Wednesday, October 7, 2009

inherent tendencies of government

I swore I wouldn't post more David Brooks but he's on such a roll I can't help it. Read.

But he doesn't make a big deal out of the more general point, which is that government has inherent directional tendencies. Government will always make itself bigger. Government will always try to "do something" rather than leave the solution up to something/someone else. Government will always give more influence to lobbyists than unorganized groups. Federal government will grow relative to local government.

This has nothing to do with party lines or the particular attributes of lawmakers. The natural mechanisms of government will filter in actions that make these trends inevitable.

We have checks and balances to prevent similar trends in the branches of government. Unfortunately there are no checks and balances between levels of government, and I can't think of what other party would be on the other ends of a system of checks and balances on size and action and influence. Even when explicit limits are written into the constitution, the government will eventually change the constitution to favor itself (eg, the 16th amendment).

And even concerned citizens wanting to mitigate particular inevitabilities have to play the system to get anywhere (lobbyists for a lobby-free government?)
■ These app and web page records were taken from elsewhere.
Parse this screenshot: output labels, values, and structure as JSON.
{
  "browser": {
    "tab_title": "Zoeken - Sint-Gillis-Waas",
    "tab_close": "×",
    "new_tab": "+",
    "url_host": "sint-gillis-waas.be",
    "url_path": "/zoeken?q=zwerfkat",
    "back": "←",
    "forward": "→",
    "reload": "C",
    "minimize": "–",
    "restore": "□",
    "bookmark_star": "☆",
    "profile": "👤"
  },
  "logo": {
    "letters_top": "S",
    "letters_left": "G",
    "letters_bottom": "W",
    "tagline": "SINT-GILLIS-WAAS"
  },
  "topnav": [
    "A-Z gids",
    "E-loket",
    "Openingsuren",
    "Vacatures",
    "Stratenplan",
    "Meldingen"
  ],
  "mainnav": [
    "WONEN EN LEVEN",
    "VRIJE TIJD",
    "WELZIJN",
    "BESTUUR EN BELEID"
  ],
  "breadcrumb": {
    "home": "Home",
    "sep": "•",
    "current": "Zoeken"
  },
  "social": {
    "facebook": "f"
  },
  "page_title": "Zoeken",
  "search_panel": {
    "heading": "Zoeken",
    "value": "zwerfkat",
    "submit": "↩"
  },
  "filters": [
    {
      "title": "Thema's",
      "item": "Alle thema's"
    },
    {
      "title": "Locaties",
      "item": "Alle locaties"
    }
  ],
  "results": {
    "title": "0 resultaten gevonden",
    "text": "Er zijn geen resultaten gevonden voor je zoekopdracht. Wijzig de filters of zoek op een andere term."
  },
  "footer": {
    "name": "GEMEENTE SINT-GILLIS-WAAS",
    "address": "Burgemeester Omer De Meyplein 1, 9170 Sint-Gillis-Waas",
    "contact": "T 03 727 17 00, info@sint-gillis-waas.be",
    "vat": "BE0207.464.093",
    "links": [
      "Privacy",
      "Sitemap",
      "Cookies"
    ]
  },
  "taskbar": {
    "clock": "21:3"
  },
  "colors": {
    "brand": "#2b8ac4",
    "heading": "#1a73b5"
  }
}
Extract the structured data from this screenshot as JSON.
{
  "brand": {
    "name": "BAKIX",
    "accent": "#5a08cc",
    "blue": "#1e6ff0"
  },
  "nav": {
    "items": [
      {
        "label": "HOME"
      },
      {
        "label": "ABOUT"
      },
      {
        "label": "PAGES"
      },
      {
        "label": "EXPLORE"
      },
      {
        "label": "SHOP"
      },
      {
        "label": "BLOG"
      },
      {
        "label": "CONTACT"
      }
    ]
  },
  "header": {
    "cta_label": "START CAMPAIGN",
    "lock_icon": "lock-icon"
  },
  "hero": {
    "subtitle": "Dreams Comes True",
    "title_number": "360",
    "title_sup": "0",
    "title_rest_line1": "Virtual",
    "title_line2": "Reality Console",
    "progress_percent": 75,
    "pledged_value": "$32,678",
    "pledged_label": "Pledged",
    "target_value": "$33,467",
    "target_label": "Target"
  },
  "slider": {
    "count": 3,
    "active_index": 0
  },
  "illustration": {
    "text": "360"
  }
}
(Poor Hume. All he wanted was to let the smart engineers battle it out over sustainable energy, but instead he got ethanol subsidies.)